Looking at the year-to-date share price performance, however, Huya is not doing too badly even with the 21.5 percent slump it suffered in April thus far. Its 48.6 percentage gain is better than its major shareholder, YY Inc. (YY), while Huya has a greater appreciation than Momo (MOMO) for most of the time year to date. The strong volatility has turned many investors away from these video-streaming platforms.
To Luxury Brands, Alibaba and JD.com Are Not China's Amazon
The Wall Street Journal reported that the Luxury Pavilion section of the Tmall website operated by Alibaba has attracted brands, including Valentino, Bottega Veneta, and Burberry. Even as the luxury brands have snubbed Amazon to avoid associating their image with "less glamorous goods", they are embracing Alibaba and JD.com to grow their businesses in a high potential, low familiarity market.

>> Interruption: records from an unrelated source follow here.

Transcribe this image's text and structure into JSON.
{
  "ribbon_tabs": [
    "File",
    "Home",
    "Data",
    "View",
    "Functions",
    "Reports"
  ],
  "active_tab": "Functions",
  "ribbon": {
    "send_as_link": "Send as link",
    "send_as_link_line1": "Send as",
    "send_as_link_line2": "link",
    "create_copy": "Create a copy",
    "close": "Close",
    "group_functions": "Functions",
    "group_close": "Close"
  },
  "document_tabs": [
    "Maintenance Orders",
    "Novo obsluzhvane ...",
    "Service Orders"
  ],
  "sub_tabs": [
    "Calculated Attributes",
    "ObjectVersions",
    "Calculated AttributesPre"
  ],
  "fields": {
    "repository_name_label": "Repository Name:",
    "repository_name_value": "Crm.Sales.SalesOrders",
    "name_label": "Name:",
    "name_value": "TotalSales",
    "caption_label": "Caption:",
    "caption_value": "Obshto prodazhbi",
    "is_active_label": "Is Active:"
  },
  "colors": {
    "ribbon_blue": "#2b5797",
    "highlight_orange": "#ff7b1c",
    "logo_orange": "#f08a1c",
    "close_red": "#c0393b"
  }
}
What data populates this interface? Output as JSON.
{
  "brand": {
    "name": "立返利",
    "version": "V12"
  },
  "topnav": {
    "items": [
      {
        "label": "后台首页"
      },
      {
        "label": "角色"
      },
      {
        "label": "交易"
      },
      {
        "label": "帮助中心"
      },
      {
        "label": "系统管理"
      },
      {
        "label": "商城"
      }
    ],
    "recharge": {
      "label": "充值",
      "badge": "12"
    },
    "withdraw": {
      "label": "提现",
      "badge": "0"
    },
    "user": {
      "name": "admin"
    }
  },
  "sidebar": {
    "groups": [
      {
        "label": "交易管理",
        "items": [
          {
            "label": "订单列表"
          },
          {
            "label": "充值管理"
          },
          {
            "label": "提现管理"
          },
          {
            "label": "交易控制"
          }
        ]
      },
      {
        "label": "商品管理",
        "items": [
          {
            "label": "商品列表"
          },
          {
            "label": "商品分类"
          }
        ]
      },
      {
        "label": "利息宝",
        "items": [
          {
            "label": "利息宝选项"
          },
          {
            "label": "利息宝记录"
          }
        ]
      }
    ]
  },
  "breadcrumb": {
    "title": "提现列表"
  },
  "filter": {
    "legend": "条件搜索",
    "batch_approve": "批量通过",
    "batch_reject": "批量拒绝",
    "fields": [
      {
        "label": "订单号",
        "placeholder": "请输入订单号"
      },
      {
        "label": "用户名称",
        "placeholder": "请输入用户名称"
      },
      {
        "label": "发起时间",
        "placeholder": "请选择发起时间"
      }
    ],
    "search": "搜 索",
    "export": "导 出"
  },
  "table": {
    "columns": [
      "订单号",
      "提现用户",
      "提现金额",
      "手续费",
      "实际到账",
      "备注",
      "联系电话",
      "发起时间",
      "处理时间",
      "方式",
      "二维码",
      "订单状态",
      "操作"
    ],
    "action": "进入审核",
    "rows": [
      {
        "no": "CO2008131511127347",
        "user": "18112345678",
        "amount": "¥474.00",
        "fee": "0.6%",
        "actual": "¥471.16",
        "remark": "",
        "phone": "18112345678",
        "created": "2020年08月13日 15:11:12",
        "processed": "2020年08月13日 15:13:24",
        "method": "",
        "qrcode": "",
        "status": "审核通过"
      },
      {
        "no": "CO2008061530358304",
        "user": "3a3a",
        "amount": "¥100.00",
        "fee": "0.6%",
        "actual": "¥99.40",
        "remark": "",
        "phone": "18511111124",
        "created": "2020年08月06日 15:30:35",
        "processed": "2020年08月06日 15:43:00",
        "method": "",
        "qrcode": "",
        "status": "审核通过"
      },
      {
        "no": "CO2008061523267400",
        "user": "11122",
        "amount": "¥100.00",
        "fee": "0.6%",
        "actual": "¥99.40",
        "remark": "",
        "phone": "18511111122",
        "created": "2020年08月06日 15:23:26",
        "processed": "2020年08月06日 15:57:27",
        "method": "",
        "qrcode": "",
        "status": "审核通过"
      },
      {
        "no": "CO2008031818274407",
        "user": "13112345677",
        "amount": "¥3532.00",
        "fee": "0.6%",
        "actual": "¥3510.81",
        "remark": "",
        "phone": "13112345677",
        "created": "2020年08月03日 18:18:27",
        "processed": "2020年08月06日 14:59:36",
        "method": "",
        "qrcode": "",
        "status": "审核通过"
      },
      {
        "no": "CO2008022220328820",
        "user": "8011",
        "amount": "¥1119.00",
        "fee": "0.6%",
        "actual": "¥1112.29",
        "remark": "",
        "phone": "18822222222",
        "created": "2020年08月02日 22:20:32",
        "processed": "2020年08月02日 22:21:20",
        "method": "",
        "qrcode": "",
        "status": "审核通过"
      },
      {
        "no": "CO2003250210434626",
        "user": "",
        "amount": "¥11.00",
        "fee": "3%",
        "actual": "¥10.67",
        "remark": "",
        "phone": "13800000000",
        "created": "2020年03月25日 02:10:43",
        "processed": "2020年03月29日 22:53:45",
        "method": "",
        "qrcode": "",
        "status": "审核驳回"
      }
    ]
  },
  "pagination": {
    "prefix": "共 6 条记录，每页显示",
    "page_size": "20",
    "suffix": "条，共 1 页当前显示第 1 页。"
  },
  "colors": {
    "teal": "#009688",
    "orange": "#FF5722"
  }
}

Indeed, the advantages of tapping on the duo to access the Chinese consumer market is not limited to their highly visited and attractive online platforms but also the extensive logistic network that they have established, providing them with the competitive edge. In addition, the luxury brands would also be able to access consumer insights enabled by the vast user databases of Alibaba and JD.com. The two e-commerce giants have such entrenched positions in China that it is unfathomable that some skeptics continue to question whether they are truly massive.
Sure, there are numerous instances of fraudulent businesses purportedly having highly inflated revenues which did not match the scale of the actual operations. However, the sheer scale of the innovations brought about by the Chinese internet companies discussed frequently in this column meant that investors should not easily dismiss the stocks as uninvestible. Perhaps, if one is serious in seeking the elusive alpha in the Chinese internet stocks, he should make the trip to China itself and get involved in as many of the BAT products and services as possible for a first-hand experience.
Disclosure: I am/we are long BABA, JD, NTES, TCEHY. I wrote this article myself, and it expresses my own opinions. I am not receiving compensation for it (other than from Seeking Alpha). I have no business relationship with any company whose stock is mentioned in this article.